Task prompt:
Every line of the data below must be given again exactly.
Start of Block
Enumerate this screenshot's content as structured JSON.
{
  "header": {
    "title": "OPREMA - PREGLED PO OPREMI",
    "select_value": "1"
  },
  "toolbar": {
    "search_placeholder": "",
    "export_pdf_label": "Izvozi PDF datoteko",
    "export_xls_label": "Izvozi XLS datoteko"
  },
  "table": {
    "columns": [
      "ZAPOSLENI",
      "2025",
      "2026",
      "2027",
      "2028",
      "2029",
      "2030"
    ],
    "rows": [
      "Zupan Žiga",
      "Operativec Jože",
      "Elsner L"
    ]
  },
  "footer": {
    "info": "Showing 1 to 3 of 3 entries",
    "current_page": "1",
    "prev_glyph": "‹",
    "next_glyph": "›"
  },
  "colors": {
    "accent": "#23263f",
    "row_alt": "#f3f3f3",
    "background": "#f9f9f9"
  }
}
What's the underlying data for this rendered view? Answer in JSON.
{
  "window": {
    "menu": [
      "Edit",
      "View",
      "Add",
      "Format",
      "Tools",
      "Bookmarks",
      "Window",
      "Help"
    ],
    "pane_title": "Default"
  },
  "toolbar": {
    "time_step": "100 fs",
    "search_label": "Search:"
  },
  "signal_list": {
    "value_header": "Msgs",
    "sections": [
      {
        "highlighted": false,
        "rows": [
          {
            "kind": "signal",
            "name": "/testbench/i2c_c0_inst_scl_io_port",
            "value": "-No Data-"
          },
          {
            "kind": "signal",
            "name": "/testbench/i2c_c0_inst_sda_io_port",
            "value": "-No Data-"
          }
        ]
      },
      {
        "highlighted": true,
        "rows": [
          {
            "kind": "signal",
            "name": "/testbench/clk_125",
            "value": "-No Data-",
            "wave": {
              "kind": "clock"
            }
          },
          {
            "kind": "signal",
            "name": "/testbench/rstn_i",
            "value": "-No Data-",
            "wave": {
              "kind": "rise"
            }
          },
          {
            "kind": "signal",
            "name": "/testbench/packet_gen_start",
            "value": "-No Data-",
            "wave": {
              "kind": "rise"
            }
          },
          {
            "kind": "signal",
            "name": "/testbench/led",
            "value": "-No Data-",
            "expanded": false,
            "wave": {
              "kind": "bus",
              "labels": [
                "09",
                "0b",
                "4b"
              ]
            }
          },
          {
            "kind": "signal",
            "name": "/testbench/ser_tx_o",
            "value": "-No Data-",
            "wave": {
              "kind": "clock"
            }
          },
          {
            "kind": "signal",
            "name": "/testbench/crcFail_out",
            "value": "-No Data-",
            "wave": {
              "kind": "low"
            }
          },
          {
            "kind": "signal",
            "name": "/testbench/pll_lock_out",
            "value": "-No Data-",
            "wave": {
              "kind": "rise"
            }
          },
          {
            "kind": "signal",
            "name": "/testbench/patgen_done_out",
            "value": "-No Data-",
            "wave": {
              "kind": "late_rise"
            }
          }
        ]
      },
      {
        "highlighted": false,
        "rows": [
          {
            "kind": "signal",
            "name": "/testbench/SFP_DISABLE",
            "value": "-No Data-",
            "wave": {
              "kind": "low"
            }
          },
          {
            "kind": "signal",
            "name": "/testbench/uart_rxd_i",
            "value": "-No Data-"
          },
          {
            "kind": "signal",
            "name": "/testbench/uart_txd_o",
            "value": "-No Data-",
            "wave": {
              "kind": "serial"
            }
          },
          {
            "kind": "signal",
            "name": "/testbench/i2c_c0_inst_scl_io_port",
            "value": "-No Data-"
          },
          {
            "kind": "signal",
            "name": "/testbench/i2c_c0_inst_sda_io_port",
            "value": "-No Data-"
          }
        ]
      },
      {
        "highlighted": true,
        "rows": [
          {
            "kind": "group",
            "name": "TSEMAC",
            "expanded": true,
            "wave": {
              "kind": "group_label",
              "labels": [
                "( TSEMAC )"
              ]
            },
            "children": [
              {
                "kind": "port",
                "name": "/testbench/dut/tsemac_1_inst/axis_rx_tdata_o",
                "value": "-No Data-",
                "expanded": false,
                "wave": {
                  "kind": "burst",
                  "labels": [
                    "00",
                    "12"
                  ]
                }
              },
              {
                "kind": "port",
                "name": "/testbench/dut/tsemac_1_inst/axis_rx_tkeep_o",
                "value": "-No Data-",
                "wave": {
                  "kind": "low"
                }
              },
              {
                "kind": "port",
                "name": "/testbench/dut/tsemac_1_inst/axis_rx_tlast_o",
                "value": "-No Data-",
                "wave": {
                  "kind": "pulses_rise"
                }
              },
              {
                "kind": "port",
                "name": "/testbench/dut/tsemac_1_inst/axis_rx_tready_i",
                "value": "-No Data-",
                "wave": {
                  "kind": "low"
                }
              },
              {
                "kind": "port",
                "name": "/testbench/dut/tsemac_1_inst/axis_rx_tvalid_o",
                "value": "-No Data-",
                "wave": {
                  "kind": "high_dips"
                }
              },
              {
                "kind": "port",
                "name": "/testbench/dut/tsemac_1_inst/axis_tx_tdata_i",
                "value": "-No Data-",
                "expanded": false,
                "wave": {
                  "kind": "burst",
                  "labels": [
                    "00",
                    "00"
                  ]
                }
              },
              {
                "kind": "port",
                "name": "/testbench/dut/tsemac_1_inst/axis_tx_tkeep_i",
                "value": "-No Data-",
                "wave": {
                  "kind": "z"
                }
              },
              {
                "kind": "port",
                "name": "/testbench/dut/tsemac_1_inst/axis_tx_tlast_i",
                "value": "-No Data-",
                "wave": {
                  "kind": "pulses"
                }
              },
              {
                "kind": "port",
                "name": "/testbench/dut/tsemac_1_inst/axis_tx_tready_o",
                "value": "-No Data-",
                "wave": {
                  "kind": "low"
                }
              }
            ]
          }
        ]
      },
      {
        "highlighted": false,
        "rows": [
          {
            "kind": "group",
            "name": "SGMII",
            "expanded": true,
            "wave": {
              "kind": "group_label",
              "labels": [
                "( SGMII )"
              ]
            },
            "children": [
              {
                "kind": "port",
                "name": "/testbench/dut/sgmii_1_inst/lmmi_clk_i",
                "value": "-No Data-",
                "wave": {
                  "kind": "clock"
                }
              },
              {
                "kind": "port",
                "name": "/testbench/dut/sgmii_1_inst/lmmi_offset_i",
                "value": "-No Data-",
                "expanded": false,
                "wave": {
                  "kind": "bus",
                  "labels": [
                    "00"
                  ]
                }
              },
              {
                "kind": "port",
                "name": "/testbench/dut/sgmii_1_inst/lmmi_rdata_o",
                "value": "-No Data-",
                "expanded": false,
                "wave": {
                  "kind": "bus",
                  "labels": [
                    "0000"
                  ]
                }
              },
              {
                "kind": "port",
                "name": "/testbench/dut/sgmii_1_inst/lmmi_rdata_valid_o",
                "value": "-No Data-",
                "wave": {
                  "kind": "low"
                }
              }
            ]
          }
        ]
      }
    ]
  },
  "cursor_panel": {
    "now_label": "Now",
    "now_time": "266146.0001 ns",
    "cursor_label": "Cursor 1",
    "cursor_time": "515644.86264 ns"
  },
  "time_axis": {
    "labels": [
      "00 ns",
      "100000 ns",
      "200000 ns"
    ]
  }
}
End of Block
Task response:
Enumerate this screenshot's content as structured JSON.
{
  "header": {
    "title": "OPREMA - PREGLED PO OPREMI",
    "select_value": "1"
  },
  "toolbar": {
    "search_placeholder": "",
    "export_pdf_label": "Izvozi PDF datoteko",
    "export_xls_label": "Izvozi XLS datoteko"
  },
  "table": {
    "columns": [
      "ZAPOSLENI",
      "2025",
      "2026",
      "2027",
      "2028",
      "2029",
      "2030"
    ],
    "rows": [
      "Zupan Žiga",
      "Operativec Jože",
      "Elsner L"
    ]
  },
  "footer": {
    "info": "Showing 1 to 3 of 3 entries",
    "current_page": "1",
    "prev_glyph": "‹",
    "next_glyph": "›"
  },
  "colors": {
    "accent": "#23263f",
    "row_alt": "#f3f3f3",
    "background": "#f9f9f9"
  }
}
What's the underlying data for this rendered view? Answer in JSON.
{
  "window": {
    "menu": [
      "Edit",
      "View",
      "Add",
      "Format",
      "Tools",
      "Bookmarks",
      "Window",
      "Help"
    ],
    "pane_title": "Default"
  },
  "toolbar": {
    "time_step": "100 fs",
    "search_label": "Search:"
  },
  "signal_list": {
    "value_header": "Msgs",
    "sections": [
      {
        "highlighted": false,
        "rows": [
          {
            "kind": "signal",
            "name": "/testbench/i2c_c0_inst_scl_io_port",
            "value": "-No Data-"
          },
          {
            "kind": "signal",
            "name": "/testbench/i2c_c0_inst_sda_io_port",
            "value": "-No Data-"
          }
        ]
      },
      {
        "highlighted": true,
        "rows": [
          {
            "kind": "signal",
            "name": "/testbench/clk_125",
            "value": "-No Data-",
            "wave": {
              "kind": "clock"
            }
          },
          {
            "kind": "signal",
            "name": "/testbench/rstn_i",
            "value": "-No Data-",
            "wave": {
              "kind": "rise"
            }
          },
          {
            "kind": "signal",
            "name": "/testbench/packet_gen_start",
            "value": "-No Data-",
            "wave": {
              "kind": "rise"
            }
          },
          {
            "kind": "signal",
            "name": "/testbench/led",
            "value": "-No Data-",
            "expanded": false,
            "wave": {
              "kind": "bus",
              "labels": [
                "09",
                "0b",
                "4b"
              ]
            }
          },
          {
            "kind": "signal",
            "name": "/testbench/ser_tx_o",
            "value": "-No Data-",
            "wave": {
              "kind": "clock"
            }
          },
          {
            "kind": "signal",
            "name": "/testbench/crcFail_out",
            "value": "-No Data-",
            "wave": {
              "kind": "low"
            }
          },
          {
            "kind": "signal",
            "name": "/testbench/pll_lock_out",
            "value": "-No Data-",
            "wave": {
              "kind": "rise"
            }
          },
          {
            "kind": "signal",
            "name": "/testbench/patgen_done_out",
            "value": "-No Data-",
            "wave": {
              "kind": "late_rise"
            }
          }
        ]
      },
      {
        "highlighted": false,
        "rows": [
          {
            "kind": "signal",
            "name": "/testbench/SFP_DISABLE",
            "value": "-No Data-",
            "wave": {
              "kind": "low"
            }
          },
          {
            "kind": "signal",
            "name": "/testbench/uart_rxd_i",
            "value": "-No Data-"
          },
          {
            "kind": "signal",
            "name": "/testbench/uart_txd_o",
            "value": "-No Data-",
            "wave": {
              "kind": "serial"
            }
          },
          {
            "kind": "signal",
            "name": "/testbench/i2c_c0_inst_scl_io_port",
            "value": "-No Data-"
          },
          {
            "kind": "signal",
            "name": "/testbench/i2c_c0_inst_sda_io_port",
            "value": "-No Data-"
          }
        ]
      },
      {
        "highlighted": true,
        "rows": [
          {
            "kind": "group",
            "name": "TSEMAC",
            "expanded": true,
            "wave": {
              "kind": "group_label",
              "labels": [
                "( TSEMAC )"
              ]
            },
            "children": [
              {
                "kind": "port",
                "name": "/testbench/dut/tsemac_1_inst/axis_rx_tdata_o",
                "value": "-No Data-",
                "expanded": false,
                "wave": {
                  "kind": "burst",
                  "labels": [
                    "00",
                    "12"
                  ]
                }
              },
              {
                "kind": "port",
                "name": "/testbench/dut/tsemac_1_inst/axis_rx_tkeep_o",
                "value": "-No Data-",
                "wave": {
                  "kind": "low"
                }
              },
              {
                "kind": "port",
                "name": "/testbench/dut/tsemac_1_inst/axis_rx_tlast_o",
                "value": "-No Data-",
                "wave": {
                  "kind": "pulses_rise"
                }
              },
              {
                "kind": "port",
                "name": "/testbench/dut/tsemac_1_inst/axis_rx_tready_i",
                "value": "-No Data-",
                "wave": {
                  "kind": "low"
                }
              },
              {
                "kind": "port",
                "name": "/testbench/dut/tsemac_1_inst/axis_rx_tvalid_o",
                "value": "-No Data-",
                "wave": {
                  "kind": "high_dips"
                }
              },
              {
                "kind": "port",
                "name": "/testbench/dut/tsemac_1_inst/axis_tx_tdata_i",
                "value": "-No Data-",
                "expanded": false,
                "wave": {
                  "kind": "burst",
                  "labels": [
                    "00",
                    "00"
                  ]
                }
              },
              {
                "kind": "port",
                "name": "/testbench/dut/tsemac_1_inst/axis_tx_tkeep_i",
                "value": "-No Data-",
                "wave": {
                  "kind": "z"
                }
              },
              {
                "kind": "port",
                "name": "/testbench/dut/tsemac_1_inst/axis_tx_tlast_i",
                "value": "-No Data-",
                "wave": {
                  "kind": "pulses"
                }
              },
              {
                "kind": "port",
                "name": "/testbench/dut/tsemac_1_inst/axis_tx_tready_o",
                "value": "-No Data-",
                "wave": {
                  "kind": "low"
                }
              }
            ]
          }
        ]
      },
      {
        "highlighted": false,
        "rows": [
          {
            "kind": "group",
            "name": "SGMII",
            "expanded": true,
            "wave": {
              "kind": "group_label",
              "labels": [
                "( SGMII )"
              ]
            },
            "children": [
              {
                "kind": "port",
                "name": "/testbench/dut/sgmii_1_inst/lmmi_clk_i",
                "value": "-No Data-",
                "wave": {
                  "kind": "clock"
                }
              },
              {
                "kind": "port",
                "name": "/testbench/dut/sgmii_1_inst/lmmi_offset_i",
                "value": "-No Data-",
                "expanded": false,
                "wave": {
                  "kind": "bus",
                  "labels": [
                    "00"
                  ]
                }
              },
              {
                "kind": "port",
                "name": "/testbench/dut/sgmii_1_inst/lmmi_rdata_o",
                "value": "-No Data-",
                "expanded": false,
                "wave": {
                  "kind": "bus",
                  "labels": [
                    "0000"
                  ]
                }
              },
              {
                "kind": "port",
                "name": "/testbench/dut/sgmii_1_inst/lmmi_rdata_valid_o",
                "value": "-No Data-",
                "wave": {
                  "kind": "low"
                }
              }
            ]
          }
        ]
      }
    ]
  },
  "cursor_panel": {
    "now_label": "Now",
    "now_time": "266146.0001 ns",
    "cursor_label": "Cursor 1",
    "cursor_time": "515644.86264 ns"
  },
  "time_axis": {
    "labels": [
      "00 ns",
      "100000 ns",
      "200000 ns"
    ]
  }
}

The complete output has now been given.